WHAT IS REQUIRED: Nothing but the lines from the one with "Give me the" through the final line of the listing should appear in the answer, each copied exactly.

+ + + + +

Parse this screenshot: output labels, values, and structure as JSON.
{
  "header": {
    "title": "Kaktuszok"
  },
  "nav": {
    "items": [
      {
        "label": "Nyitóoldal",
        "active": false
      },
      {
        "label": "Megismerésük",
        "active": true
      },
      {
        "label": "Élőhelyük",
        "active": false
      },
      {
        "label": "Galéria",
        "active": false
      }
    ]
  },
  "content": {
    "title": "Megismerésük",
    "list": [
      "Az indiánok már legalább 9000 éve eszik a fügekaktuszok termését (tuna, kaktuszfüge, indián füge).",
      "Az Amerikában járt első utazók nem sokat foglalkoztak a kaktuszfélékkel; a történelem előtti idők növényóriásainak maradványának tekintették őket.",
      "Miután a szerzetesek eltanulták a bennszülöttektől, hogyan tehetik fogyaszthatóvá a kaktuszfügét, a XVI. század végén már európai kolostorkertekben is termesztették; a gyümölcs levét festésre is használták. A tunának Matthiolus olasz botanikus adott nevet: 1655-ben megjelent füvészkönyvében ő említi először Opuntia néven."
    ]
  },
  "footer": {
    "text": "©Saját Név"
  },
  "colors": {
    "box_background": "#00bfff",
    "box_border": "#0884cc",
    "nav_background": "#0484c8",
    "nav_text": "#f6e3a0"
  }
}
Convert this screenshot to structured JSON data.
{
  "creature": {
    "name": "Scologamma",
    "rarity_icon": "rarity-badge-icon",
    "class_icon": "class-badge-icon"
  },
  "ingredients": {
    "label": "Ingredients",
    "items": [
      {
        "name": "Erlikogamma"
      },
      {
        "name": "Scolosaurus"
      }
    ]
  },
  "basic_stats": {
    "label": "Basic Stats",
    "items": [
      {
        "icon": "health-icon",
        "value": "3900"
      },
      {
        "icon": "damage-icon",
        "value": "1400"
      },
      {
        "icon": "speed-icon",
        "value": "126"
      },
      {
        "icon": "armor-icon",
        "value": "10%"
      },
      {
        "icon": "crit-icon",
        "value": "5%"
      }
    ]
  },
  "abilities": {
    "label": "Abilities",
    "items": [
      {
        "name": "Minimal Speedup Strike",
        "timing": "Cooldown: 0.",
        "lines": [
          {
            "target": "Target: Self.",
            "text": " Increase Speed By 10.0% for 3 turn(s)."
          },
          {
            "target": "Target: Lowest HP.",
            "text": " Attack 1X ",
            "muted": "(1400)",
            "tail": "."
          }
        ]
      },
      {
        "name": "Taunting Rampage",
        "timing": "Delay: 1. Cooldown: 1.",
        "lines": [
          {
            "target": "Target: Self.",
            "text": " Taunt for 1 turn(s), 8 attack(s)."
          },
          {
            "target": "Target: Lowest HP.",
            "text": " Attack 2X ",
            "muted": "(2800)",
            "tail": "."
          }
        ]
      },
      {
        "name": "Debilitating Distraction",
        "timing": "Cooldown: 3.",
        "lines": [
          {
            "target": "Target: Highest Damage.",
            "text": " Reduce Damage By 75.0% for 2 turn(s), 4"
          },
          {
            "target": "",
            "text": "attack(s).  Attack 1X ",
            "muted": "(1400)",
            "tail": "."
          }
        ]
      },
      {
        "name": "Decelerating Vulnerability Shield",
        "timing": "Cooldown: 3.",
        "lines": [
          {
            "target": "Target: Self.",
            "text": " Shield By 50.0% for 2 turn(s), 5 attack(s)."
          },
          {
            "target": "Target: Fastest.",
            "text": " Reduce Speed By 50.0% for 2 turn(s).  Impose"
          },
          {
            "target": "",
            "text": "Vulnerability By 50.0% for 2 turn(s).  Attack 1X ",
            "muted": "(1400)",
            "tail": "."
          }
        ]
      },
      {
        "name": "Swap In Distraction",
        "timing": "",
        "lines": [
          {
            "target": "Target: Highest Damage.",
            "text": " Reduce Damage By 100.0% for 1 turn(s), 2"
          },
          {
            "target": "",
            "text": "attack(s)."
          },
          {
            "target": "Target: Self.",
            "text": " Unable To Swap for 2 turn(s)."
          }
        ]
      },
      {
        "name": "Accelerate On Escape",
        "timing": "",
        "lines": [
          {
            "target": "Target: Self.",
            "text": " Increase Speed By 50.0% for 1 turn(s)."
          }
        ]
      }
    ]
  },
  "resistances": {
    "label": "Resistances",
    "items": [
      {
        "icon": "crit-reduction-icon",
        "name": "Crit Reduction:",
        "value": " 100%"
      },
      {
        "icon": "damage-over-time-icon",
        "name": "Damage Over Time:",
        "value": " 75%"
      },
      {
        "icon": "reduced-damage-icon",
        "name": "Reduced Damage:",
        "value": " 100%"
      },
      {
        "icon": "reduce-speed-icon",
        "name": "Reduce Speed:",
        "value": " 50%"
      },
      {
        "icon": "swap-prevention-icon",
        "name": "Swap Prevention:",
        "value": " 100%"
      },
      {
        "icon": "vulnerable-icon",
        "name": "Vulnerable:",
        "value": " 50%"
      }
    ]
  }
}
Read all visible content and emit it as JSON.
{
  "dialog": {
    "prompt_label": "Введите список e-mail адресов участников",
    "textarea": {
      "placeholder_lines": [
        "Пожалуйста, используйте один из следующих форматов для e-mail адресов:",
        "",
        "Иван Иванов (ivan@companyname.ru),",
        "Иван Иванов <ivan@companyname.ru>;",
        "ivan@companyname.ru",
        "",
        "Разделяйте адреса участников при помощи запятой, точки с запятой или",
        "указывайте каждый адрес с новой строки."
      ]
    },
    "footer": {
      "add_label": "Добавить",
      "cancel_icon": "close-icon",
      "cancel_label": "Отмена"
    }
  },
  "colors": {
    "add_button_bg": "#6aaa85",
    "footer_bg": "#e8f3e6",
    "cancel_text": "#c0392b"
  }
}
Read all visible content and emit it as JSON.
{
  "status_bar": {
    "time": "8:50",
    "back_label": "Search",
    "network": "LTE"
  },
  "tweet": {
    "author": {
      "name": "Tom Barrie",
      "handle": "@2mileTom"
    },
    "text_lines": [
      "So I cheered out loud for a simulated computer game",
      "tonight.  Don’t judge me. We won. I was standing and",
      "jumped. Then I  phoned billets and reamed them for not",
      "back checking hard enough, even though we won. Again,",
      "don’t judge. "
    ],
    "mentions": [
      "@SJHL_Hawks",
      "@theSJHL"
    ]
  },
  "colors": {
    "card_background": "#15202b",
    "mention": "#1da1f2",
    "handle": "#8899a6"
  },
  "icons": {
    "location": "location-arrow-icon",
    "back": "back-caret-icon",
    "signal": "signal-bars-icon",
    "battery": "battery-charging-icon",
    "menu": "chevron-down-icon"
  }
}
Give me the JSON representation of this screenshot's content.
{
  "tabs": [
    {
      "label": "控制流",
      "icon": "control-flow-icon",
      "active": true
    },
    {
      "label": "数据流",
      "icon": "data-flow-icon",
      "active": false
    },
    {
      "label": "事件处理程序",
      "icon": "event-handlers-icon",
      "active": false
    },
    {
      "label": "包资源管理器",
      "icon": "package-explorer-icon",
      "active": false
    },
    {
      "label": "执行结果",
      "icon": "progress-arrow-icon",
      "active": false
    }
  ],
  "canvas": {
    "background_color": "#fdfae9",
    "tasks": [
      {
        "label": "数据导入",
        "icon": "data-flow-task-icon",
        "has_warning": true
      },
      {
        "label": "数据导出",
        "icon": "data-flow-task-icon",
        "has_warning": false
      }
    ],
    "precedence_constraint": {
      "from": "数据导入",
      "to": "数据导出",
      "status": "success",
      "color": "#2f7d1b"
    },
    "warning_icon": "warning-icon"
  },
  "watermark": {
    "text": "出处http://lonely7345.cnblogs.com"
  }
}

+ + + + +

RESULT:
Give me the JSON representation of this screenshot's content.
{
  "tabs": [
    {
      "label": "控制流",
      "icon": "control-flow-icon",
      "active": true
    },
    {
      "label": "数据流",
      "icon": "data-flow-icon",
      "active": false
    },
    {
      "label": "事件处理程序",
      "icon": "event-handlers-icon",
      "active": false
    },
    {
      "label": "包资源管理器",
      "icon": "package-explorer-icon",
      "active": false
    },
    {
      "label": "执行结果",
      "icon": "progress-arrow-icon",
      "active": false
    }
  ],
  "canvas": {
    "background_color": "#fdfae9",
    "tasks": [
      {
        "label": "数据导入",
        "icon": "data-flow-task-icon",
        "has_warning": true
      },
      {
        "label": "数据导出",
        "icon": "data-flow-task-icon",
        "has_warning": false
      }
    ],
    "precedence_constraint": {
      "from": "数据导入",
      "to": "数据导出",
      "status": "success",
      "color": "#2f7d1b"
    },
    "warning_icon": "warning-icon"
  },
  "watermark": {
    "text": "出处http://lonely7345.cnblogs.com"
  }
}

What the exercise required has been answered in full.